## What is required
Keep only the lines of the material below that contain the word "help". Copy those lines.
*** Supplied data Section Begins ***
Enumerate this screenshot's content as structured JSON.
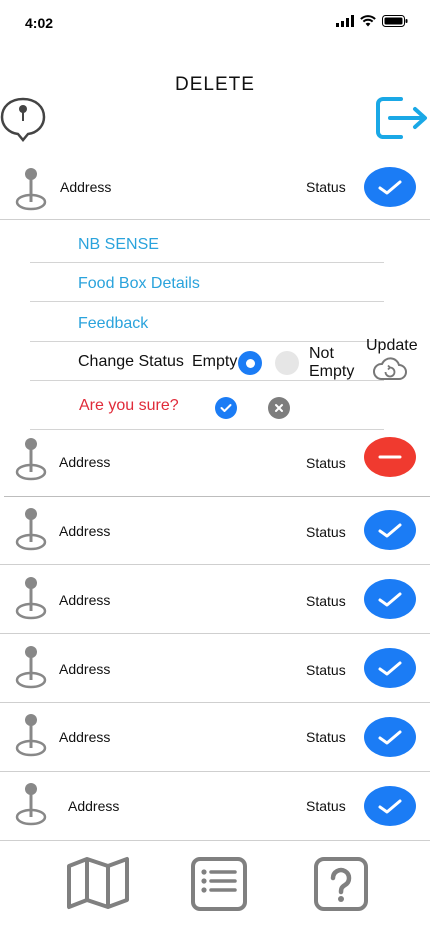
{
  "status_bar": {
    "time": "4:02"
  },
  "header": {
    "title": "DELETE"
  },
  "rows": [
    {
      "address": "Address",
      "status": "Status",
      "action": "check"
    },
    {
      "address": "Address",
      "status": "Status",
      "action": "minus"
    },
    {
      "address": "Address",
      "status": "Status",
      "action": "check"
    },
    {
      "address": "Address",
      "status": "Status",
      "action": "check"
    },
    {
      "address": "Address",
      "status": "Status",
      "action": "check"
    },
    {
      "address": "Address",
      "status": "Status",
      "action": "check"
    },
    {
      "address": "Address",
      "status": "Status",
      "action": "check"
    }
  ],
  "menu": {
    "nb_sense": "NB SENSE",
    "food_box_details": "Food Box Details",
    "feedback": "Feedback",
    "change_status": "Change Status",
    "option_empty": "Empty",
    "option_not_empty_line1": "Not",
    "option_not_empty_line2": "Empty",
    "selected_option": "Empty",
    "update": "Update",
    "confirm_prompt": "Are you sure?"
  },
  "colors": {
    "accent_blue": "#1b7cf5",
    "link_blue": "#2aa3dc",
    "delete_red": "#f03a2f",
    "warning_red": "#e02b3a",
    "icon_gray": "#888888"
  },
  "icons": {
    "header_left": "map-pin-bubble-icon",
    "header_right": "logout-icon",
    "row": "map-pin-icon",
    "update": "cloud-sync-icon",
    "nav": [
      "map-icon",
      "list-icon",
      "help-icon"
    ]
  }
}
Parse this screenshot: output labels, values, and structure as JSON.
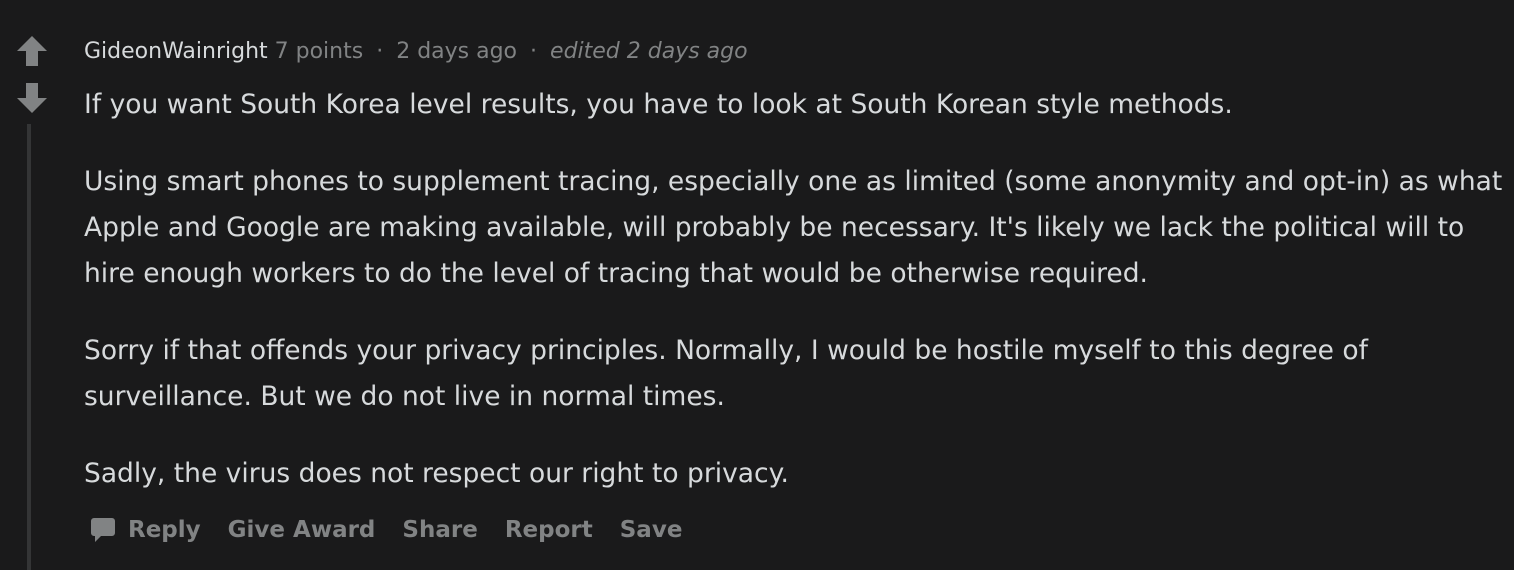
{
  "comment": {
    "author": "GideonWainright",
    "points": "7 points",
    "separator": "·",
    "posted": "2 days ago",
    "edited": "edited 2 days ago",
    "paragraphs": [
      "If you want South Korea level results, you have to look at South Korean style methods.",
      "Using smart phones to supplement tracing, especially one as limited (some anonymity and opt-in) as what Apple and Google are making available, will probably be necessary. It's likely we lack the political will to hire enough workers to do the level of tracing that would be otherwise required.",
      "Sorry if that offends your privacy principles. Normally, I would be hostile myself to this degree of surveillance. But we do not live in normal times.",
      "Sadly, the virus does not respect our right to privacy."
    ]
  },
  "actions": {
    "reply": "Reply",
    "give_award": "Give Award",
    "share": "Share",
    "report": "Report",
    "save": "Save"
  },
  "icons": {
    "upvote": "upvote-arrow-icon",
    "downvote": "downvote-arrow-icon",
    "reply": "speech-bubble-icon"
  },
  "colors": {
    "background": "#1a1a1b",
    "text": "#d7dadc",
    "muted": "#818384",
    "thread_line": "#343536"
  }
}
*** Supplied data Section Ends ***
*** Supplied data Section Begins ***
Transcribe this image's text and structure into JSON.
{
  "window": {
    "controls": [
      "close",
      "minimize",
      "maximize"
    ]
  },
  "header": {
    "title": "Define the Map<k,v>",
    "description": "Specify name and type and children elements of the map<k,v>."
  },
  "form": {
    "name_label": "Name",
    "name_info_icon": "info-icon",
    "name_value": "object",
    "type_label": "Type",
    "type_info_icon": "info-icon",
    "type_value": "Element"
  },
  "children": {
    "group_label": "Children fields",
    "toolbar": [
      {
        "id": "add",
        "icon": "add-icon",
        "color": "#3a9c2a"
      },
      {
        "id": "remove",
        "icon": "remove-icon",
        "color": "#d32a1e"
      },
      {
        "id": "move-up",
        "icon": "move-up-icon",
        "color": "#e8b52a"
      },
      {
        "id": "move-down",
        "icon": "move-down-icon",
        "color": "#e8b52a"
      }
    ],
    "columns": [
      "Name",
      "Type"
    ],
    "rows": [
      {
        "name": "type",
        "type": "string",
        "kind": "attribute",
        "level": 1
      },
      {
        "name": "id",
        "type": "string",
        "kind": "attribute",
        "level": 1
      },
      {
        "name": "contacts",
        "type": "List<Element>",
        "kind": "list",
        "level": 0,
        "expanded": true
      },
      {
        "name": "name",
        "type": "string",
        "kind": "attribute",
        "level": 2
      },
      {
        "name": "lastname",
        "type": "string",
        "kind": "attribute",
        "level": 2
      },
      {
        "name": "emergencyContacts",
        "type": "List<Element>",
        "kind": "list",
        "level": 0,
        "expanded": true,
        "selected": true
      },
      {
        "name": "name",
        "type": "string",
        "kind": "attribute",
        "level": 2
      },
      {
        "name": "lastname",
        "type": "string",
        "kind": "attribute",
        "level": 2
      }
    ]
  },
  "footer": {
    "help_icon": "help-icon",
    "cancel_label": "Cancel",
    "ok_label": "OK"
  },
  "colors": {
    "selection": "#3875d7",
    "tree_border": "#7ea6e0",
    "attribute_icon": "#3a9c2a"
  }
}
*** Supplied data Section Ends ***
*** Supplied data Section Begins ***
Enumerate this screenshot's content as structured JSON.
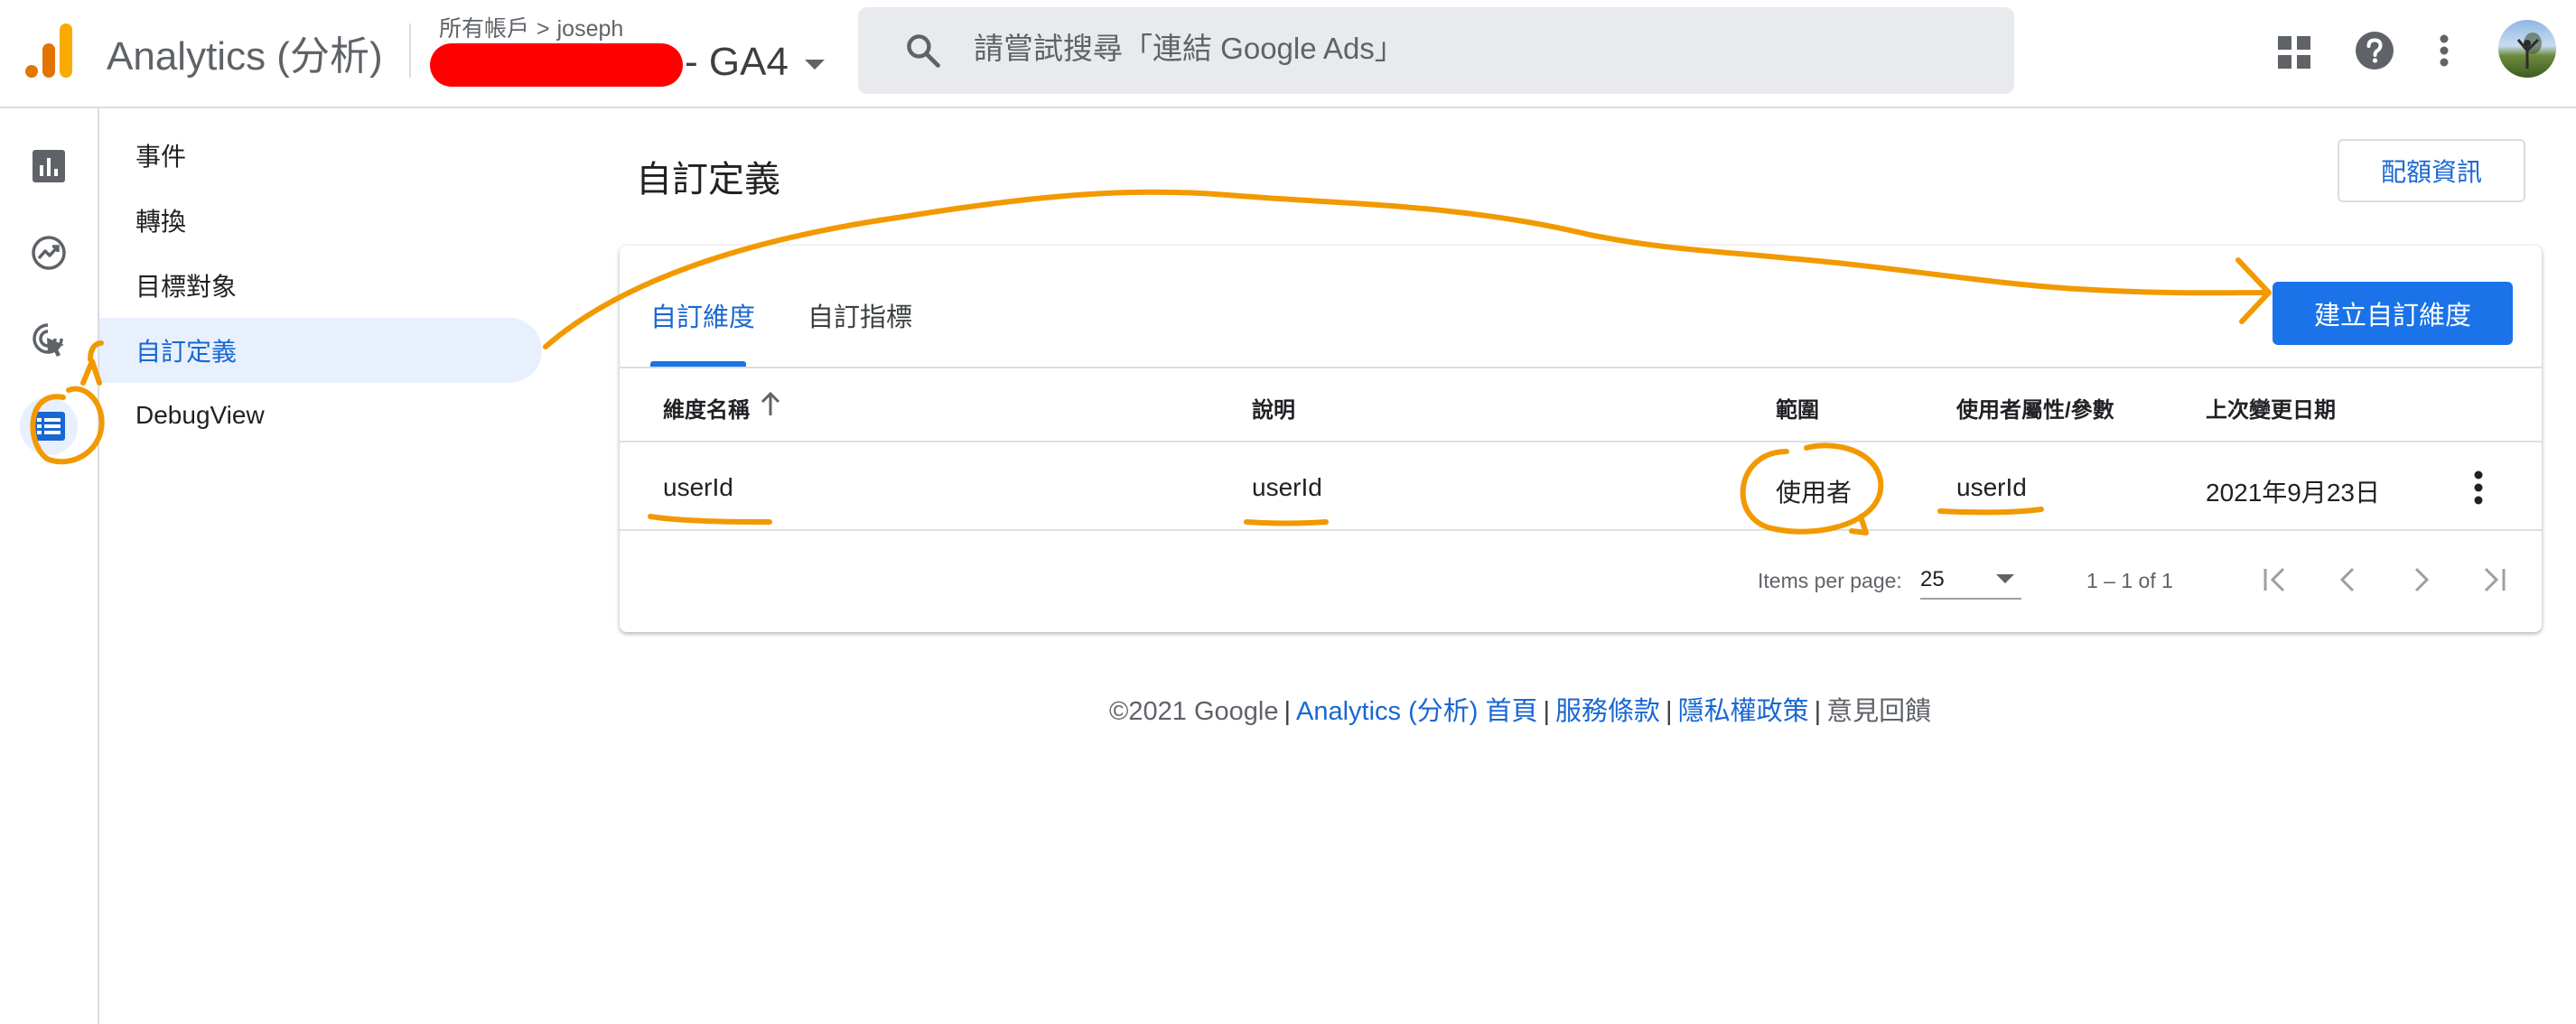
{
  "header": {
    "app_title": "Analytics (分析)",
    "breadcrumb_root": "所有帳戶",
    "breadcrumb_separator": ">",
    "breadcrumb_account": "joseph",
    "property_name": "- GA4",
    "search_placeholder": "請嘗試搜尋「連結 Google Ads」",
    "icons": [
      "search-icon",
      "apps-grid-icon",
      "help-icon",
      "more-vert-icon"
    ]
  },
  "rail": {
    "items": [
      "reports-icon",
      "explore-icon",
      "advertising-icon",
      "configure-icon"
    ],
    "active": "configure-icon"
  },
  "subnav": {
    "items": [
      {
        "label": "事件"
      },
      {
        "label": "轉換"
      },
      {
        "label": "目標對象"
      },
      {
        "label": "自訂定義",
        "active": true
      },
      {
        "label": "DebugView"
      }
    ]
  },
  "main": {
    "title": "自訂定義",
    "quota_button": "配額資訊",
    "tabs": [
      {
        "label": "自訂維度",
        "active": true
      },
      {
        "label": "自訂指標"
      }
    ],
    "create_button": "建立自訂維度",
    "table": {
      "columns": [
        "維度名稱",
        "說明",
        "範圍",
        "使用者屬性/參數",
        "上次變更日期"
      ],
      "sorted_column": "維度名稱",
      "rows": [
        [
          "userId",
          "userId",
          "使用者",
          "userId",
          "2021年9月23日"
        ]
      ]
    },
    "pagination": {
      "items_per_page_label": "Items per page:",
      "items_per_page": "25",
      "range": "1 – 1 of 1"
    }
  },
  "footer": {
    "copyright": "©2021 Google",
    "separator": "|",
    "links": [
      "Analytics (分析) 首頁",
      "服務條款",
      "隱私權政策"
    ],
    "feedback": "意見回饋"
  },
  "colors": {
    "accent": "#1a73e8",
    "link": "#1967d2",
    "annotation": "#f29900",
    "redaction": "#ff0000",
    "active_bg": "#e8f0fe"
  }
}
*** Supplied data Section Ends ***
## Response to the exercise
      "help-icon"
    "help_icon": "help-icon",
      "help-icon",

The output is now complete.